(Exercise goal)
Please count the lines in these records that contain "pour" and give only that count.

Page and application data records:
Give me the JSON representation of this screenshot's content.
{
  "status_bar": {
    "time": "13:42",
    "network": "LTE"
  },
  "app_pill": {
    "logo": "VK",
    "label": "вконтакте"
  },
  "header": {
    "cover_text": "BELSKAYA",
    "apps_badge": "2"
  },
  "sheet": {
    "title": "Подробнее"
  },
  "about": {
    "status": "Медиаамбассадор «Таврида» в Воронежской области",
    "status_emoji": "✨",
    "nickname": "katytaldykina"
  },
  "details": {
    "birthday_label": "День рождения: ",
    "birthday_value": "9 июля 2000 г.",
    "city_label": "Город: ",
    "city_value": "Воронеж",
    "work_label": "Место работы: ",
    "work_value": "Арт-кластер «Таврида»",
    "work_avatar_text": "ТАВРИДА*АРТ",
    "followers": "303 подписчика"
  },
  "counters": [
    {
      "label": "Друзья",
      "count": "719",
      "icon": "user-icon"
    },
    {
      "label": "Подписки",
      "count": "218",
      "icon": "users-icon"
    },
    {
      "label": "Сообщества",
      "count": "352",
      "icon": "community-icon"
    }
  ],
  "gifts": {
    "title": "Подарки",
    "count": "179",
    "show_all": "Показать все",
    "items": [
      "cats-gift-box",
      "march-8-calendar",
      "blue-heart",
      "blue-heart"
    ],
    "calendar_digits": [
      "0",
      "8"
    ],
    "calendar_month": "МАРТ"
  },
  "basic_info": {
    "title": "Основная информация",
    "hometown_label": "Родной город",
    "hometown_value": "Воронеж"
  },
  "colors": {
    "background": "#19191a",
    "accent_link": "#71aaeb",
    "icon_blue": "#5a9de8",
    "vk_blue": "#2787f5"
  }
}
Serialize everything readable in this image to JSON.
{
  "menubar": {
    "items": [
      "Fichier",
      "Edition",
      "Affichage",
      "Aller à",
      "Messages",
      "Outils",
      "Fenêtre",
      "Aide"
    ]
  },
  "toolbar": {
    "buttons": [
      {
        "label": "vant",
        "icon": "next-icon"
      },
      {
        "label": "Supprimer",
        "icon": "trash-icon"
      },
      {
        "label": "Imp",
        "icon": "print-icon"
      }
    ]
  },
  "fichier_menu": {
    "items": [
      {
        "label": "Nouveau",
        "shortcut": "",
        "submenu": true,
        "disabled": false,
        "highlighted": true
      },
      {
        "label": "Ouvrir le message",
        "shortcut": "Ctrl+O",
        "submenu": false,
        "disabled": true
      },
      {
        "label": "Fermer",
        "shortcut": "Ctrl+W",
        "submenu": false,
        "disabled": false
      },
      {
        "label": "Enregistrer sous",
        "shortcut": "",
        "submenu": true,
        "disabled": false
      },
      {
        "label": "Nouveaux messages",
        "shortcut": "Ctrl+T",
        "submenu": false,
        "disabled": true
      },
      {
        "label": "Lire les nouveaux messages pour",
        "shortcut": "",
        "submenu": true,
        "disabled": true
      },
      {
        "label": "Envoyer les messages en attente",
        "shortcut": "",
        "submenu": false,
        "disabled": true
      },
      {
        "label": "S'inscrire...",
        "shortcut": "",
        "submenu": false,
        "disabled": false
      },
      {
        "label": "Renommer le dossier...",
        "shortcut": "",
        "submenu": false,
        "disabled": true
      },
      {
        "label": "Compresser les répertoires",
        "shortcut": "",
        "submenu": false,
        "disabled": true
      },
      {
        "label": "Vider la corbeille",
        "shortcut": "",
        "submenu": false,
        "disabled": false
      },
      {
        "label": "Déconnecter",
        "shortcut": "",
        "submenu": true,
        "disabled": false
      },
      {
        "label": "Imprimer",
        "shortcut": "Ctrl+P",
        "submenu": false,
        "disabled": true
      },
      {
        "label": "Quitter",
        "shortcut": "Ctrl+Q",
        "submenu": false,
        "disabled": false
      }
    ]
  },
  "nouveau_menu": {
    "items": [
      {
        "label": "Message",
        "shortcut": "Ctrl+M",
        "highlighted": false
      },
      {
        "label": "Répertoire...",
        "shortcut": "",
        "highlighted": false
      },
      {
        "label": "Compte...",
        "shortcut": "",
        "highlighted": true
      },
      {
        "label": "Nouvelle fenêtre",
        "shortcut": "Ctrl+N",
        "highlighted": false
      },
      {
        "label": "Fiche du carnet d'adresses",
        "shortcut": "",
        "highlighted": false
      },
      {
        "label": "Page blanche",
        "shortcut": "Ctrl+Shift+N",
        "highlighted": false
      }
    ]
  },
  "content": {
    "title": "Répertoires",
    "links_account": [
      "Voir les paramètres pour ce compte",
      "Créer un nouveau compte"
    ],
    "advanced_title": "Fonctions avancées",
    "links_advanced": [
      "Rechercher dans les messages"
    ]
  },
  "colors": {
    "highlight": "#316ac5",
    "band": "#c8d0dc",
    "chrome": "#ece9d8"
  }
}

(Response to this task)
2